# Assignment
From the data below, copy each line that includes the word "Exclude".

# Input data

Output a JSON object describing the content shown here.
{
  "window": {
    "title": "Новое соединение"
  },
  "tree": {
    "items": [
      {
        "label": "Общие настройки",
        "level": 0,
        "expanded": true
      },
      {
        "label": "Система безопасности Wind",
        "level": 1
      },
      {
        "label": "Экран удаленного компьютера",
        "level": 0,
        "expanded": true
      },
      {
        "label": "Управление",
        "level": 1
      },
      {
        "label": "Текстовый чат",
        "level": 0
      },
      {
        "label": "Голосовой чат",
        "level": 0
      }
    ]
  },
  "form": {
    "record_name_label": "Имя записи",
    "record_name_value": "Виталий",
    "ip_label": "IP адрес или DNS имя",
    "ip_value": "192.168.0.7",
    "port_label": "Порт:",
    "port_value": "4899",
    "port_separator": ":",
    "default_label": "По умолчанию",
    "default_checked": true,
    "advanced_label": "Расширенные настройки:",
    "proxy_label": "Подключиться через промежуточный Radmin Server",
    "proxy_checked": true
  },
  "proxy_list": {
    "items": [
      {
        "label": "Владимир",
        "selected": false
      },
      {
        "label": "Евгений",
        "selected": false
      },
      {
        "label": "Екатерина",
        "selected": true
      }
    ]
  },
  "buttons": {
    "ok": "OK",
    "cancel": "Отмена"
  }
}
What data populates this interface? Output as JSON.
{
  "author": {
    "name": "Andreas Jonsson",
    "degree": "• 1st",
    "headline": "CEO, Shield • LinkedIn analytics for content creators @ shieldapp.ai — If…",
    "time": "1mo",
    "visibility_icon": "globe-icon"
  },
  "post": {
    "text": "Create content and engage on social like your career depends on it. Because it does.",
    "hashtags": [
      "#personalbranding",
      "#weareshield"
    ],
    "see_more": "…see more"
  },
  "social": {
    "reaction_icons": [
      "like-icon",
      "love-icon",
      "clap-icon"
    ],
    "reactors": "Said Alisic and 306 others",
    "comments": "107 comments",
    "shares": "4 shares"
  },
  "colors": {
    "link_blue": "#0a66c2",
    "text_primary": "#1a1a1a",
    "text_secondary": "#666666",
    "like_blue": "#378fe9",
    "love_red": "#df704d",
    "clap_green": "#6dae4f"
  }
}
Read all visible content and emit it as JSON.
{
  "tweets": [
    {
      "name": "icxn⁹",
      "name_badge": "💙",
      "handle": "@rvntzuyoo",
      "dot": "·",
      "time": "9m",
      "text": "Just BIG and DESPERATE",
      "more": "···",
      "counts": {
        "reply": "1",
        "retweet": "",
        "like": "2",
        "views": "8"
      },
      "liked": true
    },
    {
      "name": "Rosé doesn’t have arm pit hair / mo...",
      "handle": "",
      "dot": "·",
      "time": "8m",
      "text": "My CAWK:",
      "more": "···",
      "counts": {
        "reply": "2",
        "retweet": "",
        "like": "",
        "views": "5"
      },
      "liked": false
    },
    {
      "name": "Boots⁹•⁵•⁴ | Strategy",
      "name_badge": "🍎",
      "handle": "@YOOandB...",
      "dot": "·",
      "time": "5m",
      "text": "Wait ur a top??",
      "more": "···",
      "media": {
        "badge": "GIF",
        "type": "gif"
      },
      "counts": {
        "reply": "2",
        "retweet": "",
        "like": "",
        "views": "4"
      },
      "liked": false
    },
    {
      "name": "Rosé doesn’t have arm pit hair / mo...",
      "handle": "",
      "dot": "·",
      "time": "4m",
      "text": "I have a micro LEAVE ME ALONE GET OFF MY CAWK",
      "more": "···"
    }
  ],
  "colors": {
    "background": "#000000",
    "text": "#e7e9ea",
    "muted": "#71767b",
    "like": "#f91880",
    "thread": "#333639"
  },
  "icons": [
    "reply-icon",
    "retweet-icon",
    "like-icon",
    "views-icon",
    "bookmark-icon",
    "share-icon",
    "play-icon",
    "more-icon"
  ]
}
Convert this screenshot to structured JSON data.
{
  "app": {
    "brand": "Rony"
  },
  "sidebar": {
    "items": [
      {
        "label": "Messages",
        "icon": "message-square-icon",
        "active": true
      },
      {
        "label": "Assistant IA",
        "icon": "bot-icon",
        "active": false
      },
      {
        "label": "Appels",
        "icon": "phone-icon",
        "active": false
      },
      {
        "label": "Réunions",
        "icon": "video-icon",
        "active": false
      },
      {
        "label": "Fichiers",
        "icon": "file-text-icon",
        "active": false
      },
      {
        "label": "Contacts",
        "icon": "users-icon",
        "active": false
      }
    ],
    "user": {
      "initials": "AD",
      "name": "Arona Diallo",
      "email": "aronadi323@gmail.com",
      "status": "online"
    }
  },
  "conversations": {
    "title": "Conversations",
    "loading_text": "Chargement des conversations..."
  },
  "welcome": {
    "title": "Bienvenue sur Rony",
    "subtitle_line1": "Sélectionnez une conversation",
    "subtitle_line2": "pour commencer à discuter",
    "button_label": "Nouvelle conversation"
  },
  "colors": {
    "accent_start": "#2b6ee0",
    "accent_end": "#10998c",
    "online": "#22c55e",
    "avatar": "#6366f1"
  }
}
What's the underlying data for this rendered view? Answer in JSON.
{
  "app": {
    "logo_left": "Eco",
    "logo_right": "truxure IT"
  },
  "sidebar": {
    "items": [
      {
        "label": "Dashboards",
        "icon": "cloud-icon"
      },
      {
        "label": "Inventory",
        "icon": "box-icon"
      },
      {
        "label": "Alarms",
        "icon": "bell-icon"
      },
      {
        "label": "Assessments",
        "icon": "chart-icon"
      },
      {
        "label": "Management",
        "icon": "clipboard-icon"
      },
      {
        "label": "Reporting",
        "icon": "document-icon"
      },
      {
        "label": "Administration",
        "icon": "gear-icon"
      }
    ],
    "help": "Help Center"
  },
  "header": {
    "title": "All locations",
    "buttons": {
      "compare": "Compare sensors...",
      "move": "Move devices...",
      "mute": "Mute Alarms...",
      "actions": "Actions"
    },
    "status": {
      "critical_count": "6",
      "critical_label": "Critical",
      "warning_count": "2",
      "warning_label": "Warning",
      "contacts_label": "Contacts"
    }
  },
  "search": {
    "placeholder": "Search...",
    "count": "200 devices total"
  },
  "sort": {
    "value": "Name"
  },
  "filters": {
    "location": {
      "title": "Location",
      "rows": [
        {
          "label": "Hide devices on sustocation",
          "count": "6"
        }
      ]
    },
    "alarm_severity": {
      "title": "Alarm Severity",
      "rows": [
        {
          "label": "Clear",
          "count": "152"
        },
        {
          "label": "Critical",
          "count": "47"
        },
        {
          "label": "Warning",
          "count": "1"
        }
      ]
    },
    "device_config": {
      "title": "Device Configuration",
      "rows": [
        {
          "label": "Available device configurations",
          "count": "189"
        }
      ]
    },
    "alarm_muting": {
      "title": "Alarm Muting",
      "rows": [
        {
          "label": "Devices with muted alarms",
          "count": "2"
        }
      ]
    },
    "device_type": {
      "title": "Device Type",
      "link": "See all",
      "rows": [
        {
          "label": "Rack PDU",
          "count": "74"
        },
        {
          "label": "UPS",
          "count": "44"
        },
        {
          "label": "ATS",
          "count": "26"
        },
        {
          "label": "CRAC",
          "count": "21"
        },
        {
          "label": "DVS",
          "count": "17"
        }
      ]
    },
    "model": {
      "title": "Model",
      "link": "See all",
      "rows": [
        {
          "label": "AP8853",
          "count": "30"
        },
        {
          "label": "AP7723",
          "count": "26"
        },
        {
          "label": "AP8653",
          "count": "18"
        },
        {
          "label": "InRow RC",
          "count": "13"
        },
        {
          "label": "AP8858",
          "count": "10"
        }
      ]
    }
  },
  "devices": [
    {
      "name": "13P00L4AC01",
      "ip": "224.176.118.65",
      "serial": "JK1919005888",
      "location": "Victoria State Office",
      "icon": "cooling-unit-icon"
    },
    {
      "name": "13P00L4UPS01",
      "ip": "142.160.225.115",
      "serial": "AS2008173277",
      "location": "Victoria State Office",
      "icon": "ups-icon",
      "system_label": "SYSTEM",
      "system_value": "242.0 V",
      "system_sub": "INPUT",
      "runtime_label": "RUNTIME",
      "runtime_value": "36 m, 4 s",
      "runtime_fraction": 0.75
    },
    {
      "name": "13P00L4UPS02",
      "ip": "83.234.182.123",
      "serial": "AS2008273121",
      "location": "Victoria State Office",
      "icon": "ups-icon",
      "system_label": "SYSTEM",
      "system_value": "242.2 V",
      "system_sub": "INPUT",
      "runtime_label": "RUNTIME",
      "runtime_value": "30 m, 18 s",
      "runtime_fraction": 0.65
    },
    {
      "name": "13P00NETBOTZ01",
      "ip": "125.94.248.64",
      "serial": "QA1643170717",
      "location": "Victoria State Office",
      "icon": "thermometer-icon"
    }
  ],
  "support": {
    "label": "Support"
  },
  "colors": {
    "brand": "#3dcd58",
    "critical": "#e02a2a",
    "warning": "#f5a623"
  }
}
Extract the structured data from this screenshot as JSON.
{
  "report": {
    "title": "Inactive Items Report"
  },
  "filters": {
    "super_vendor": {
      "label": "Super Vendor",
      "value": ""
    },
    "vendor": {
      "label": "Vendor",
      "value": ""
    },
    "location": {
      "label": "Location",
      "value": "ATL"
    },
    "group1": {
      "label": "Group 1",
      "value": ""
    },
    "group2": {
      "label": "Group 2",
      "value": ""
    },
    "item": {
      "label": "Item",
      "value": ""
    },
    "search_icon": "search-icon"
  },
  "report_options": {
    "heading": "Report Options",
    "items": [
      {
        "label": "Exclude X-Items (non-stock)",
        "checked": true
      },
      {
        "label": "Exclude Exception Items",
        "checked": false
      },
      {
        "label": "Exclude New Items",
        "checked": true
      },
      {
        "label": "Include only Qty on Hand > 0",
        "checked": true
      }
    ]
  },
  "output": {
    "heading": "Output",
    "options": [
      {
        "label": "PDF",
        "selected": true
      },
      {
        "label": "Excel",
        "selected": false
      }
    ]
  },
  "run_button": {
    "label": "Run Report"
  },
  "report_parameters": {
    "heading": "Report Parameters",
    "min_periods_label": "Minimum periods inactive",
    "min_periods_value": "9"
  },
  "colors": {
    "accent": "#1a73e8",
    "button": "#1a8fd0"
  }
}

# Task answer
        "label": "Exclude X-Items (non-stock)",
        "label": "Exclude Exception Items",
        "label": "Exclude New Items",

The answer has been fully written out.